A Utah man has been charged with carrying a weapon on an airplane and assault with a deadly weapon after holding a razor to the throat of the passenger sitting next to him, federal prosecutors said this week.
The encounter was the latest example of unruly behavior that law enforcement officials say has become more common in the skies as air traffic resumes after a major drop due to the coronavirus pandemic.
The man, Merrill Darrell Fackrell, 41, of Syracuse, Utah, was on a JetBlue flight from New York’s Kennedy International Airport to Salt Lake City on Monday when he put his hand in front of the woman’s video screen sitting next to him. and told him to pause his movie, prosecutors said.
The woman took off her headphones and realized that Mr Fackrell was holding what appeared to be a knife – it was later identified as a wooden-handled razor with a one- to two-inch blade – a few centimeters from his throat, according to a statement released Wednesday by the U.S. Attorney’s Office for Utah.
Mr Fackrell, who was sitting on the window seat, then got up and started shouting: “She will be fine” and “Nobody has to worry”, according to a complaint filed on Tuesday with the U.S. District Court in Utah. He also told the woman’s husband, who was sitting in the aisle seat, to “get out of there,” punctuating the request for an expletive state and billing for documents.
The woman’s husband went to the front of the plane to find a flight attendant, and the woman ‘rushed’ down the aisle to escape as Mr Fackrell tried to futile to stop him by grabbing his shoulder, according to the complaint.
A passenger who saw the encounter managed to persuade Mr Fackrell to place the razor on the seat next to him, according to the charging documents.
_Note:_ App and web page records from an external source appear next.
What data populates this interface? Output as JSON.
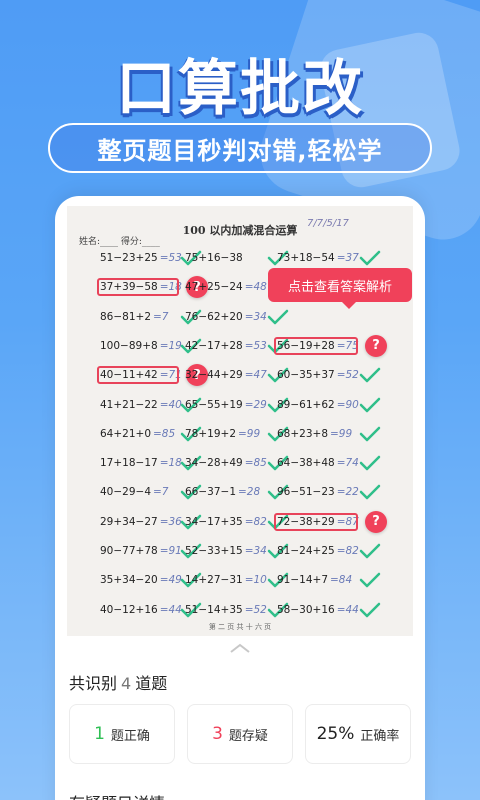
{
  "headline": "口算批改",
  "subtitle": "整页题目秒判对错,轻松学",
  "paper": {
    "title": "100 以内加减混合运算",
    "name_line": "姓名:____  得分:____",
    "signature": "7/7/5/17",
    "footer": "第 二 页 共 十 六 页"
  },
  "problems": [
    {
      "q": "51−23+25",
      "a": "=53",
      "mark": "check",
      "col": 0,
      "row": 0
    },
    {
      "q": "75+16−38",
      "a": "",
      "mark": "check",
      "col": 1,
      "row": 0
    },
    {
      "q": "73+18−54",
      "a": "=37",
      "mark": "check",
      "col": 2,
      "row": 0
    },
    {
      "q": "37+39−58",
      "a": "=18",
      "mark": "question",
      "col": 0,
      "row": 1
    },
    {
      "q": "47+25−24",
      "a": "=48",
      "mark": "none",
      "col": 1,
      "row": 1
    },
    {
      "q": "86−81+2",
      "a": "=7",
      "mark": "check",
      "col": 0,
      "row": 2
    },
    {
      "q": "76−62+20",
      "a": "=34",
      "mark": "check",
      "col": 1,
      "row": 2
    },
    {
      "q": "100−89+8",
      "a": "=19",
      "mark": "check",
      "col": 0,
      "row": 3
    },
    {
      "q": "42−17+28",
      "a": "=53",
      "mark": "check",
      "col": 1,
      "row": 3
    },
    {
      "q": "56−19+28",
      "a": "=75",
      "mark": "question",
      "col": 2,
      "row": 3
    },
    {
      "q": "40−11+42",
      "a": "=71",
      "mark": "question",
      "col": 0,
      "row": 4
    },
    {
      "q": "32−44+29",
      "a": "=47",
      "mark": "check",
      "col": 1,
      "row": 4
    },
    {
      "q": "60−35+37",
      "a": "=52",
      "mark": "check",
      "col": 2,
      "row": 4
    },
    {
      "q": "41+21−22",
      "a": "=40",
      "mark": "check",
      "col": 0,
      "row": 5
    },
    {
      "q": "65−55+19",
      "a": "=29",
      "mark": "check",
      "col": 1,
      "row": 5
    },
    {
      "q": "89−61+62",
      "a": "=90",
      "mark": "check",
      "col": 2,
      "row": 5
    },
    {
      "q": "64+21+0",
      "a": "=85",
      "mark": "check",
      "col": 0,
      "row": 6
    },
    {
      "q": "78+19+2",
      "a": "=99",
      "mark": "check",
      "col": 1,
      "row": 6
    },
    {
      "q": "68+23+8",
      "a": "=99",
      "mark": "check",
      "col": 2,
      "row": 6
    },
    {
      "q": "17+18−17",
      "a": "=18",
      "mark": "check",
      "col": 0,
      "row": 7
    },
    {
      "q": "34−28+49",
      "a": "=85",
      "mark": "check",
      "col": 1,
      "row": 7
    },
    {
      "q": "64−38+48",
      "a": "=74",
      "mark": "check",
      "col": 2,
      "row": 7
    },
    {
      "q": "40−29−4",
      "a": "=7",
      "mark": "check",
      "col": 0,
      "row": 8
    },
    {
      "q": "66−37−1",
      "a": "=28",
      "mark": "check",
      "col": 1,
      "row": 8
    },
    {
      "q": "96−51−23",
      "a": "=22",
      "mark": "check",
      "col": 2,
      "row": 8
    },
    {
      "q": "29+34−27",
      "a": "=36",
      "mark": "check",
      "col": 0,
      "row": 9
    },
    {
      "q": "34−17+35",
      "a": "=82",
      "mark": "check",
      "col": 1,
      "row": 9
    },
    {
      "q": "72−38+29",
      "a": "=87",
      "mark": "question",
      "col": 2,
      "row": 9
    },
    {
      "q": "90−77+78",
      "a": "=91",
      "mark": "check",
      "col": 0,
      "row": 10
    },
    {
      "q": "52−33+15",
      "a": "=34",
      "mark": "check",
      "col": 1,
      "row": 10
    },
    {
      "q": "81−24+25",
      "a": "=82",
      "mark": "check",
      "col": 2,
      "row": 10
    },
    {
      "q": "35+34−20",
      "a": "=49",
      "mark": "check",
      "col": 0,
      "row": 11
    },
    {
      "q": "14+27−31",
      "a": "=10",
      "mark": "check",
      "col": 1,
      "row": 11
    },
    {
      "q": "91−14+7",
      "a": "=84",
      "mark": "check",
      "col": 2,
      "row": 11
    },
    {
      "q": "40−12+16",
      "a": "=44",
      "mark": "check",
      "col": 0,
      "row": 12
    },
    {
      "q": "51−14+35",
      "a": "=52",
      "mark": "check",
      "col": 1,
      "row": 12
    },
    {
      "q": "58−30+16",
      "a": "=44",
      "mark": "check",
      "col": 2,
      "row": 12
    }
  ],
  "tooltip": "点击查看答案解析",
  "summary": {
    "prefix": "共识别",
    "count": "4",
    "suffix": "道题"
  },
  "stats": [
    {
      "value": "1",
      "label": "题正确",
      "color": "#2fbf55"
    },
    {
      "value": "3",
      "label": "题存疑",
      "color": "#f0415a"
    },
    {
      "value": "25%",
      "label": "正确率",
      "color": "#222222"
    }
  ],
  "bottom_title": "存疑题目详情",
  "colors": {
    "check": "#2fbf8a",
    "question": "#f0415a",
    "accent": "#4f9cf5"
  },
  "icons": {
    "check": "check-icon",
    "question": "question-icon",
    "grabber": "chevron-up-icon"
  }
}
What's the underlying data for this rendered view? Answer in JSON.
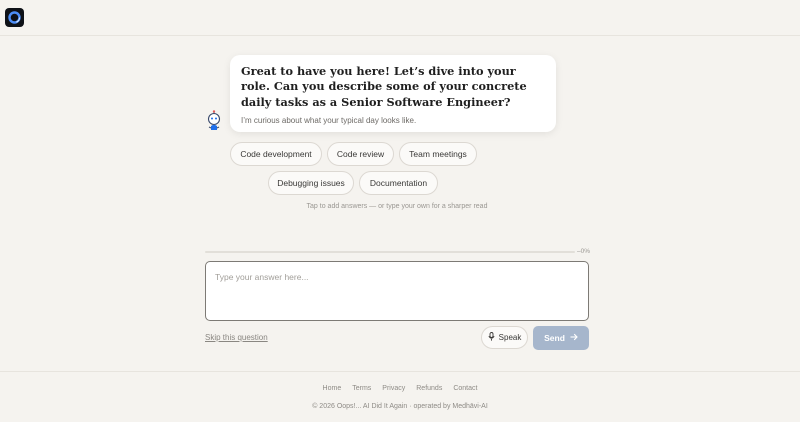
{
  "header": {
    "logo_icon": "circular-o-logo-icon"
  },
  "question": {
    "text": "Great to have you here! Let’s dive into your role. Can you describe some of your concrete daily tasks as a Senior Software Engineer?",
    "subtext": "I’m curious about what your typical day looks like.",
    "avatar_icon": "robot-avatar-icon"
  },
  "suggestions": [
    {
      "label": "Code development"
    },
    {
      "label": "Code review"
    },
    {
      "label": "Team meetings"
    },
    {
      "label": "Debugging issues"
    },
    {
      "label": "Documentation"
    }
  ],
  "hint": "Tap to add answers — or type your own for a sharper read",
  "progress": {
    "value_percent": 0,
    "label": "0%"
  },
  "answer": {
    "placeholder": "Type your answer here...",
    "value": ""
  },
  "actions": {
    "skip_label": "Skip this question",
    "speak_label": "Speak",
    "speak_icon": "microphone-icon",
    "send_label": "Send",
    "send_icon": "arrow-right-icon"
  },
  "footer": {
    "links": [
      "Home",
      "Terms",
      "Privacy",
      "Refunds",
      "Contact"
    ],
    "copyright": "© 2026 Oops!... AI Did It Again · operated by Medhāvi-AI"
  },
  "colors": {
    "background": "#f5f3ef",
    "send_button": "#a6b6cc",
    "progress_fill": "#1f6feb"
  }
}
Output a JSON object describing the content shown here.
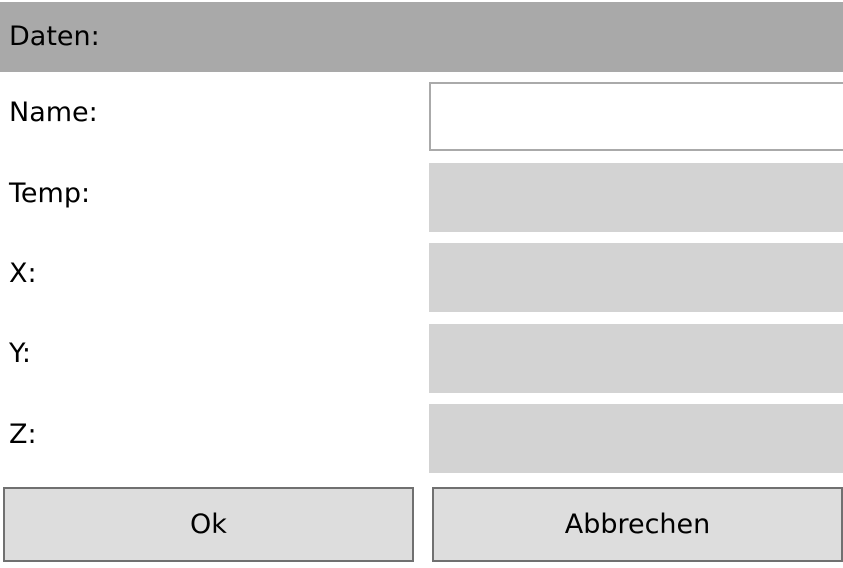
{
  "header": {
    "title": "Daten:"
  },
  "form": {
    "fields": [
      {
        "label": "Name:",
        "value": ""
      },
      {
        "label": "Temp:",
        "value": ""
      },
      {
        "label": "X:",
        "value": ""
      },
      {
        "label": "Y:",
        "value": ""
      },
      {
        "label": "Z:",
        "value": ""
      }
    ]
  },
  "buttons": {
    "ok_label": "Ok",
    "cancel_label": "Abbrechen"
  },
  "colors": {
    "header_bg": "#a9a9a9",
    "readonly_field_bg": "#d3d3d3",
    "button_bg": "#dddddd",
    "button_border": "#707070"
  }
}
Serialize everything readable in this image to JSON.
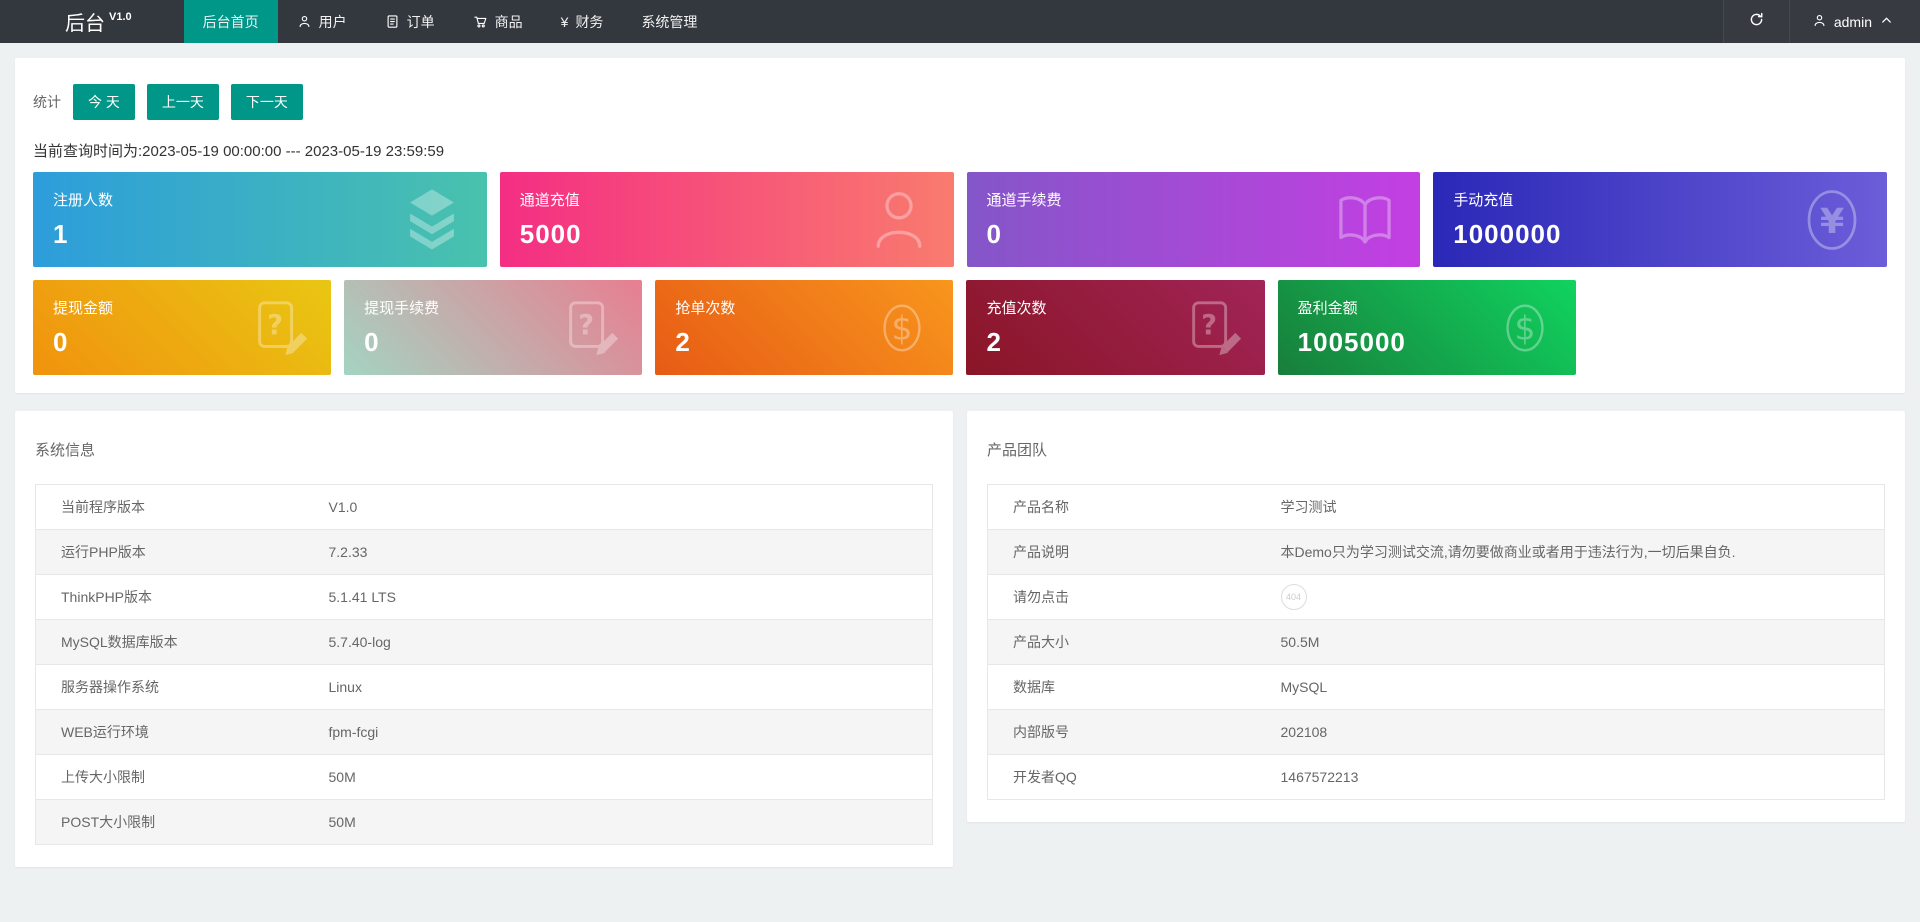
{
  "colors": {
    "accent": "#009688",
    "navbar_bg": "#33373e",
    "page_bg": "#eef1f2"
  },
  "navbar": {
    "brand": "后台",
    "version": "V1.0",
    "menu": [
      {
        "name": "home",
        "label": "后台首页",
        "icon": "",
        "active": true
      },
      {
        "name": "users",
        "label": "用户",
        "icon": "user",
        "active": false
      },
      {
        "name": "orders",
        "label": "订单",
        "icon": "file",
        "active": false
      },
      {
        "name": "goods",
        "label": "商品",
        "icon": "cart",
        "active": false
      },
      {
        "name": "finance",
        "label": "财务",
        "icon": "yen",
        "active": false
      },
      {
        "name": "system",
        "label": "系统管理",
        "icon": "",
        "active": false
      }
    ],
    "username": "admin"
  },
  "stats": {
    "label": "统计",
    "range_buttons": [
      {
        "name": "today",
        "label": "今 天"
      },
      {
        "name": "prev-day",
        "label": "上一天"
      },
      {
        "name": "next-day",
        "label": "下一天"
      }
    ],
    "query_time": "当前查询时间为:2023-05-19 00:00:00 --- 2023-05-19 23:59:59",
    "cards_row1": [
      {
        "title": "注册人数",
        "value": "1",
        "icon": "layers-icon",
        "from": "#2d9ddb",
        "to": "#49c2ad",
        "dir": "90deg"
      },
      {
        "title": "通道充值",
        "value": "5000",
        "icon": "person-icon",
        "from": "#f42e83",
        "to": "#f97b6e",
        "dir": "90deg"
      },
      {
        "title": "通道手续费",
        "value": "0",
        "icon": "book-icon",
        "from": "#8456c8",
        "to": "#c33fe2",
        "dir": "90deg"
      },
      {
        "title": "手动充值",
        "value": "1000000",
        "icon": "yuan-circle-icon",
        "from": "#2a28b7",
        "to": "#6c5dd9",
        "dir": "90deg"
      }
    ],
    "cards_row2": [
      {
        "title": "提现金额",
        "value": "0",
        "icon": "doc-question-icon",
        "from": "#f1920e",
        "to": "#e9c713",
        "dir": "45deg"
      },
      {
        "title": "提现手续费",
        "value": "0",
        "icon": "doc-question-icon",
        "from": "#a4d4c2",
        "to": "#e87e90",
        "dir": "45deg"
      },
      {
        "title": "抢单次数",
        "value": "2",
        "icon": "dollar-circle-icon",
        "from": "#e75b15",
        "to": "#f8961d",
        "dir": "45deg"
      },
      {
        "title": "充值次数",
        "value": "2",
        "icon": "doc-question-icon",
        "from": "#8a1526",
        "to": "#a12457",
        "dir": "45deg"
      },
      {
        "title": "盈利金额",
        "value": "1005000",
        "icon": "dollar-circle-icon",
        "from": "#187e3b",
        "to": "#10d35f",
        "dir": "45deg"
      }
    ]
  },
  "system_info": {
    "title": "系统信息",
    "rows": [
      {
        "label": "当前程序版本",
        "value": "V1.0"
      },
      {
        "label": "运行PHP版本",
        "value": "7.2.33"
      },
      {
        "label": "ThinkPHP版本",
        "value": "5.1.41 LTS"
      },
      {
        "label": "MySQL数据库版本",
        "value": "5.7.40-log"
      },
      {
        "label": "服务器操作系统",
        "value": "Linux"
      },
      {
        "label": "WEB运行环境",
        "value": "fpm-fcgi"
      },
      {
        "label": "上传大小限制",
        "value": "50M"
      },
      {
        "label": "POST大小限制",
        "value": "50M"
      }
    ]
  },
  "product_team": {
    "title": "产品团队",
    "rows": [
      {
        "label": "产品名称",
        "value": "学习测试"
      },
      {
        "label": "产品说明",
        "value": "本Demo只为学习测试交流,请勿要做商业或者用于违法行为,一切后果自负."
      },
      {
        "label": "请勿点击",
        "value": "",
        "badge": "404"
      },
      {
        "label": "产品大小",
        "value": "50.5M"
      },
      {
        "label": "数据库",
        "value": "MySQL"
      },
      {
        "label": "内部版号",
        "value": "202108"
      },
      {
        "label": "开发者QQ",
        "value": "1467572213"
      }
    ]
  }
}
The passenger then grabbed the razor before sitting next to Mr Fackrell for the rest of the flight, according to the complaint.
According to the complaint, Mr Fackrell, who had “a long and varied conversation” with the woman before the encounter, consumed “several” alcoholic beverages.
A listed attorney for Mr. Fackrell, L. Clark Donaldson, did not immediately return phone and email messages Thursday.
The charges against Mr Fackrell came as airline crews continued to face an unusually high number of disruptions since the start of the pandemic. In 2019, 146 investigations were opened for indiscipline on planes. As of Nov. 1, there had been 767 such investigations in 2022, according to data from the Federal Aviation Administration.
In September, a California man was charged with interfering with flight crew members after he was caught on camera punching an American Airlines flight attendant on a flight from Mexico to Los Angeles, said the Ministry of Justice. In May, a woman who repeatedly punched a Southwest Airlines flight attendant last year, causing her face to bleed and chipping three of her teeth, was sentenced to 15 months in federal prison, prosecutors said.
On Thursday, it was not immediately clear how Mr Fackrell was able to get the razor onto the plane. The Transportation Security Administration, which has authority over passenger security and screening at US airports, said in a statement it was working with federal prosecutors, the Federal Bureau of Investigation and Salt Lake City police on the case. by Mr. Fackrell.
The agency is “introducing new X-ray technology to more airports to improve our ability to better detect objects such as the one used in this incident,” the statement said. “We commend the actions of the flight attendants and other passengers on this flight.”